presence of cortical and subcortical infarctions,54
and inflammation are associated with an increased risk of dementia,61–68
and inclusion of some or all of these factors in future risk scores may improve predicitivity of the score. However, our score uses variables that are readily available in most studies and easy to calculate.
The score values were derived from βcoefficients of the logistic regression model. A more accurate reflection of risk would be the sum of the original coefficients. However, this calculation would be less practical for clinical use. In our study the area under the curve was comparable with that of the model with original βcoefficients, suggesting that our simple scoring method did not result in an important loss of information.
Another important consideration in the use of our score is that the study sample was derived from participants in an urban multiethnic elderly community with a high prevalence of risk factors for mortality and dementia. They were aged 65 years or older at baseline and were followed up on average for 4.2 years. Thus, the score is applicable to the prediction of dementia risk in approximately 4 years only among elderly people who survive for about the next 4 years. It is possible that survival bias has affected our results, as it is reasonable to postulate that those who died before inclusion in the study had worse risk factor profiles than persons surviving up to inclusion in the study. If dementia were more prevalent during life in persons who died before enrollment in the study than in persons who were included in the study, our score would underestimate the effects of the individual risk factors. If those who died before inclusion in the study had worse risk factor profiles while dementia was less prevalent, the specificity of our risk score could be reduced. It is also important to note that there is a potential of misclassification of other types of dementia as LOAD. The diagnosis of LOAD was a consensus diagnosis based on clinical information that includes strokes and other features of clinical presentation such as time of dementia in relation to stroke. While imaging was used to confirm the clinical diagnosis of stroke in most cases, we did not have information on subclinical infarcts or white matter hyperintensities. However, we addressed the issue of misclassification of vascular dementia as LOAD by conducting sensitivity analysis using probable LOAD only. Compared with analyses in which we used probable and possible LOAD, the results did not change, indicating that misclassification of vascular dementia as LOAD is unlikely to explain our findings. The main reason we considered LOAD and not vascular dementia or all dementia as an outcome is that the purpose of this score is to be used as a simple summary score for adjusting for known risk factors in epidemiologic studies of LOAD, including LOAD genetics.
This study has important strengths. It is a prospective cohort study designed for the diagnosis of cognitive decline that has complete clinical and neuropsychological evaluation at each interval. Our study has sensitive measures of cognitive change in several specific domains including memory. In addition, we had the ability to diagnose dementia and cognitive impairment without dementia at baseline, thus allowing us to observe an unbiased sample.
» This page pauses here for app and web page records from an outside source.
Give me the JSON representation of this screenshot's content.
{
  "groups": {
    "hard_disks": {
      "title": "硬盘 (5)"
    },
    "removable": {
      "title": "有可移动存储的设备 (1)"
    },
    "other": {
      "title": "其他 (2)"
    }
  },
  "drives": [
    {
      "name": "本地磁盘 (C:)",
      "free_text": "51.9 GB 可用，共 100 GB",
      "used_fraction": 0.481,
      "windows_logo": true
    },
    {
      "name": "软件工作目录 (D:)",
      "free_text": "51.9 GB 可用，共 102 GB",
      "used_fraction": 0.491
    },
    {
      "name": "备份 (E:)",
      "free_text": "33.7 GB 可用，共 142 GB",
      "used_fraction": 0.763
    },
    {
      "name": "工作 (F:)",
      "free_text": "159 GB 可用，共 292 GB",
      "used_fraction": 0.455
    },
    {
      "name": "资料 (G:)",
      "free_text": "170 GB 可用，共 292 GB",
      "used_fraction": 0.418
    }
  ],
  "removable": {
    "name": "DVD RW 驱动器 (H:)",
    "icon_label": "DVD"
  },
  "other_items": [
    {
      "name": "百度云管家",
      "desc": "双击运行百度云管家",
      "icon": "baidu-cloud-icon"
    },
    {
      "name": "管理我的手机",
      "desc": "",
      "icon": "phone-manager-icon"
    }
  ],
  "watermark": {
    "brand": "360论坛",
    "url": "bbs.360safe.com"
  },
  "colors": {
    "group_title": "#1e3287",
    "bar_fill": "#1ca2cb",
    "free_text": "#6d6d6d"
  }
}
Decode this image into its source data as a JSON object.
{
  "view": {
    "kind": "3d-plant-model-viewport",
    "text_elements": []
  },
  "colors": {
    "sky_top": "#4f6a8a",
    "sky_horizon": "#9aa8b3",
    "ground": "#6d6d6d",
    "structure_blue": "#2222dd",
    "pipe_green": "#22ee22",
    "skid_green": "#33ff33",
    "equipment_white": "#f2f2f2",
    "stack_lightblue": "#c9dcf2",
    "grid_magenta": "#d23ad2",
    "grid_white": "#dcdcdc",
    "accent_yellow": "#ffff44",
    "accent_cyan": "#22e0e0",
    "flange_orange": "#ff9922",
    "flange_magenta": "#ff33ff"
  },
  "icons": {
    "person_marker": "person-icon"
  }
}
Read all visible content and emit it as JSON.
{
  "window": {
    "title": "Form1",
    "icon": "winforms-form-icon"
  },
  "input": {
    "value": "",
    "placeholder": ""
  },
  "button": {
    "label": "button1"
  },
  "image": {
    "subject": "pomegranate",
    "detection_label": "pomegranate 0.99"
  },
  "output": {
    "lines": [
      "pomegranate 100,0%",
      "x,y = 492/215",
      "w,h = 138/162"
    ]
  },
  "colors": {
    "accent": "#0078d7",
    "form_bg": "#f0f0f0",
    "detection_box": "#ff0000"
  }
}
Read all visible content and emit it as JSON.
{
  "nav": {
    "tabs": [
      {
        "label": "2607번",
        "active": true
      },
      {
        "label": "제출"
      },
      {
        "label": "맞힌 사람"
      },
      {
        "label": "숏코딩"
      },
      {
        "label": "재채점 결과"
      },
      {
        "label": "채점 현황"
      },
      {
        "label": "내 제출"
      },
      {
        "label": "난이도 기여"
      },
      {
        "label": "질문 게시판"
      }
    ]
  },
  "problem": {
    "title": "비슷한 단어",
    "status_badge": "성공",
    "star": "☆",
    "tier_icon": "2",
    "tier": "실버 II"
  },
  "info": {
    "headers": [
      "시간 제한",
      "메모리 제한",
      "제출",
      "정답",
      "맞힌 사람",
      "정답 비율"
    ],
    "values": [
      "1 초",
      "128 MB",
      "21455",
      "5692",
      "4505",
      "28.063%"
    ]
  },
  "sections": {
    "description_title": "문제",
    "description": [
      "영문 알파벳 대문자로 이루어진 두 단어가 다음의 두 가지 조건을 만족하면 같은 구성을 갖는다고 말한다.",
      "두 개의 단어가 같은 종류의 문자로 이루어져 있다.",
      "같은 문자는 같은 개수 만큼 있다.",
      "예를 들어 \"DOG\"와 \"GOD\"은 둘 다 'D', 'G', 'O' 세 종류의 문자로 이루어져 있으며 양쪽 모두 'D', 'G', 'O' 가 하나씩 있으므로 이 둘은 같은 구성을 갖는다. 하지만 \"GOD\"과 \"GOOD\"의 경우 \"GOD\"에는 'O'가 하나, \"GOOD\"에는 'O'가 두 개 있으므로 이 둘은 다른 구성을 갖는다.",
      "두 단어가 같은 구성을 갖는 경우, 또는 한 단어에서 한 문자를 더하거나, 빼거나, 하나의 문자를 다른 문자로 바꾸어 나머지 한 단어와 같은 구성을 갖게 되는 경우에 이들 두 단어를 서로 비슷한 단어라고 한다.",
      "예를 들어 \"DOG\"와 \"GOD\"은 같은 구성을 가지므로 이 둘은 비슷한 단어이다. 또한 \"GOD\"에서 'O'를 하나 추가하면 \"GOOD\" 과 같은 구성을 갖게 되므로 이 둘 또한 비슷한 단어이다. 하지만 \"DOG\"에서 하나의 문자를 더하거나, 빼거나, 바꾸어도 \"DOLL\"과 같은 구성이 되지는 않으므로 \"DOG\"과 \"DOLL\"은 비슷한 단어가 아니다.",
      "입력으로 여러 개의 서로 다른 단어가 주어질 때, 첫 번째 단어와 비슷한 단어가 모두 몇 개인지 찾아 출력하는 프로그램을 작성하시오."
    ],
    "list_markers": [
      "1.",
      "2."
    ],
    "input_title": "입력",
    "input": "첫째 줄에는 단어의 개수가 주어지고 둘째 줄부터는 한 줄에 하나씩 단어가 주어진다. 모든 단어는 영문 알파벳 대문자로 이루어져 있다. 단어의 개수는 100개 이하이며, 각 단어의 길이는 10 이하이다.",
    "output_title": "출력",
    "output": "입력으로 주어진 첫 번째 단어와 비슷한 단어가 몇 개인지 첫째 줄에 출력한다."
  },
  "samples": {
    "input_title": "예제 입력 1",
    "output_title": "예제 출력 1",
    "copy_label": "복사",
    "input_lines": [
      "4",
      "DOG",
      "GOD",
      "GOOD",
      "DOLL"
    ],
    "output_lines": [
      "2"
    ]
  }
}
Today there is no curative treatment for LOAD, which emphasizes the importance of primary prevention. In particular, vascular risk factors have been implicated in the risk of LOAD, suggesting that, at least partly, the same measures of primary prevention are implicated for the prevention of both LOAD and cardiovascular events. Our dementia risk score, which is based on the vascular risk profile in late life, predicts dementia well in our data set. For all vascular risk factors included in the score (diabetes, hypertension, dyslipidemia, and obesity), therapeutic interventions are widely available. While additional studies in other populations are needed to validate and further develop the score, our study suggests that this score could be a valuable tool to identify individuals in late life who might be at risk and benefit from lifestyle and therapeutic interventions. In addition, it could be used in genetic research of dementia to adjust for nongenetic confounding.